I became a Robert Taylor fan at the age of 15 when his TV show, "The Detectives" premiered. My mother wanted to watch it because she remembered Mr. Taylor from the thirties. I took one look and that was it. I spent the rest of my high school career watching Robert Taylor movies on late night TV, buying photos of him, making scrapbooks and being a typical teenager. College, marriage and career intervened. I remember being sad when Mr. Taylor died. I mailed two huge scrapbooks to Ursula Thiess. I hope she got them. Time passed, retirement, moving to Florida. Then in 2012 my husband Fred pointed that there were two Robert Taylor movies that evening on Turner Classic Movies--"Ivanhoe" and "Quentin Durward." I watched both and it happened all over again. I started this blog both for fans and for people who didn't know about Robert Taylor. As the blog passes 200,000 views I'm delighted that so many people have come by and hope it will help preserve the legacy of this fine actor and equally good man.
This entry was posted in Films and tagged , , , , , , , , , , , , , . Bookmark the permalink.

18 Responses to Quo Vadis, 1950, Is Playing on TCM on November 14 (USA)

  1. James says:

    Robert Taylor was too old to play Marcus. He looked the same age as Leo Genn, who played his uncle.


  2. giraffe44 says:

    James, you’re entitled to your opinion. Mr. Taylor was 39. It doesn’t seem that a Roman commander would be a lot younger. In my opinion, he looked gorgeous and embodied the part perfectly. Judith


    • James says:

      Officers were usually very young in wartime. It would have been more believable if the film had been made with Gregory Peck and Elizabeth Taylor in 1949, as was originally intended.

      Both Taylor and Kerr looked much too old for their characters. Taylor was 39, but looked 45.


      • Fulvia says:

        I think Taylor and Kerr were hansome in Quo Vadis!

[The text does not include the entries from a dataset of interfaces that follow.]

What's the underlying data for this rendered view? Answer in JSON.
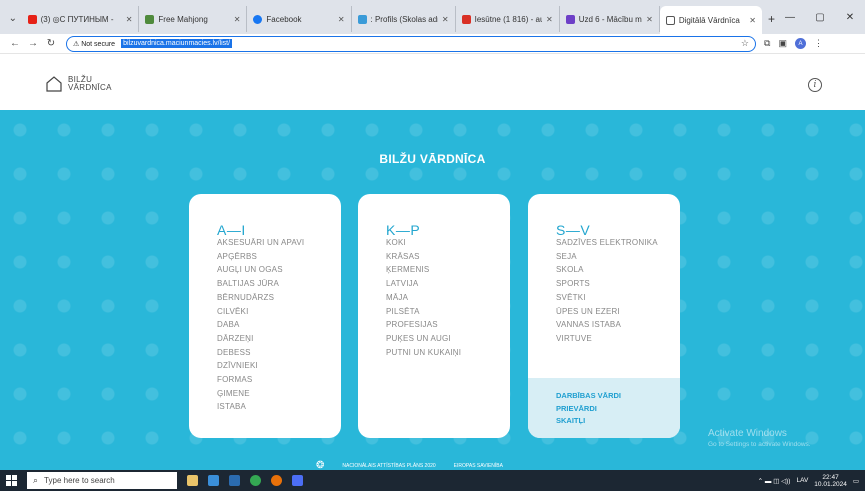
{
  "browser": {
    "tabs": [
      {
        "title": "(3) ◎С ПУТИНЫМ -",
        "color": "#e62117"
      },
      {
        "title": "Free Mahjong",
        "color": "#4f8a3c"
      },
      {
        "title": "Facebook",
        "color": "#1877f2"
      },
      {
        "title": ": Profils (Skolas adm",
        "color": "#3a9bd8"
      },
      {
        "title": "Iesūtne (1 816) - aus",
        "color": "#d93025"
      },
      {
        "title": "Uzd 6 - Mācību mat",
        "color": "#6d3fc7"
      },
      {
        "title": "Digitālā Vārdnīca",
        "color": "#555555"
      }
    ],
    "new_tab": "+",
    "window_controls": [
      "—",
      "▢",
      "✕"
    ],
    "security_label": "⚠ Not secure",
    "url": "bilzuvardnica.maciunmacies.lv/list/",
    "profile_initial": "A"
  },
  "site": {
    "logo_line1": "BILŽU",
    "logo_line2": "VĀRDNĪCA",
    "info_label": "i",
    "hero_title": "BILŽU VĀRDNĪCA"
  },
  "cards": [
    {
      "heading": "A—I",
      "items": [
        "AKSESUĀRI UN APAVI",
        "APĢĒRBS",
        "AUGĻI UN OGAS",
        "BALTIJAS JŪRA",
        "BĒRNUDĀRZS",
        "CILVĒKI",
        "DABA",
        "DĀRZEŅI",
        "DEBESS",
        "DZĪVNIEKI",
        "FORMAS",
        "ĢIMENE",
        "ISTABA"
      ]
    },
    {
      "heading": "K—P",
      "items": [
        "KOKI",
        "KRĀSAS",
        "ĶERMENIS",
        "LATVIJA",
        "MĀJA",
        "PILSĒTA",
        "PROFESIJAS",
        "PUĶES UN AUGI",
        "PUTNI UN KUKAIŅI"
      ]
    },
    {
      "heading": "S—V",
      "items": [
        "SADZĪVES ELEKTRONIKA",
        "SEJA",
        "SKOLA",
        "SPORTS",
        "SVĒTKI",
        "ŪPES UN EZERI",
        "VANNAS ISTABA",
        "VIRTUVE"
      ],
      "footer": [
        "DARBĪBAS VĀRDI",
        "PRIEVĀRDI",
        "SKAITĻI"
      ]
    }
  ],
  "footer_logos": [
    "NACIONĀLAIS ATTĪSTĪBAS PLĀNS 2020",
    "EIROPAS SAVIENĪBA"
  ],
  "watermark": {
    "title": "Activate Windows",
    "subtitle": "Go to Settings to activate Windows."
  },
  "taskbar": {
    "search_placeholder": "Type here to search",
    "time": "22:47",
    "date": "10.01.2024",
    "lang": "LAV"
  }
}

      • giraffe44 says:

        James, you are certainly entitled to your opinion, with which I disagree. BTW, Mr, Taylor was first selected for the role in the 1930s before it was shelved because of the war. Mr. Peck certainly doesn’t look right for the role to me. Judith


      • James says:

        Taylor would have been OK in the 1930s, despite his wooden acting and Midwestern accent.

        However by the time they finally made the film he simply looked far too old.

        I thought he was older than Leo Genn.


  3. giraffe44 says:

    Hi, Fulvia, they certainly were! Judith


    • fulvia says:

      Thank you, Judith..
      In my opinion, Gregory Peck was not suitable for the role of a tough Roman Commander and then he was only 5 years younger than Taylor and maybe he looked more. For me Taylor was the right interpreter!If you don’t like Taylor why do people write on a site dedicated to him?


  4. Jen says:

    There’s one thing Robert Taylor never was – a wooden actor. If you haven’t seen his body of work and the various roles he played from comedy to cowboys and then some. He was a natural.


  5. giraffe44 says:

    Hi, Jen, Mr. Taylor could play an amazing variety of roles. In “The Last Hunt’ he plays a clumsy man. Given that he was extremely graceful, this must have been hard. At one point he’s in a wagon full of barrels and cannot get his balance. It’s utterly convincing. Nice to hear from you. Judith


  6. I agree, Quo Vadis is one of the great Hollywood epics – so detailed in sets and costuming and its characterizations, yet so spectacular and NEVER boring. I think all the actors do a commendable job, though I get a special kick out of Patricia Laffan’s REALLY decadent Poppea. They really knew how to do epic films then.


Leave a Reply

Fill in your details below or click an icon to log in:

WordPress.com Logo

You are commenting using your WordPress.com account. Log Out /  Change )

Google photo

You are commenting using your Google account. Log Out /  Change )

Twitter picture

You are commenting using your Twitter account. Log Out /  Change )

Facebook photo

You are commenting using your Facebook account. Log Out /  Change )

Connecting to %s

This site uses Akismet to reduce spam. Learn how your comment data is processed.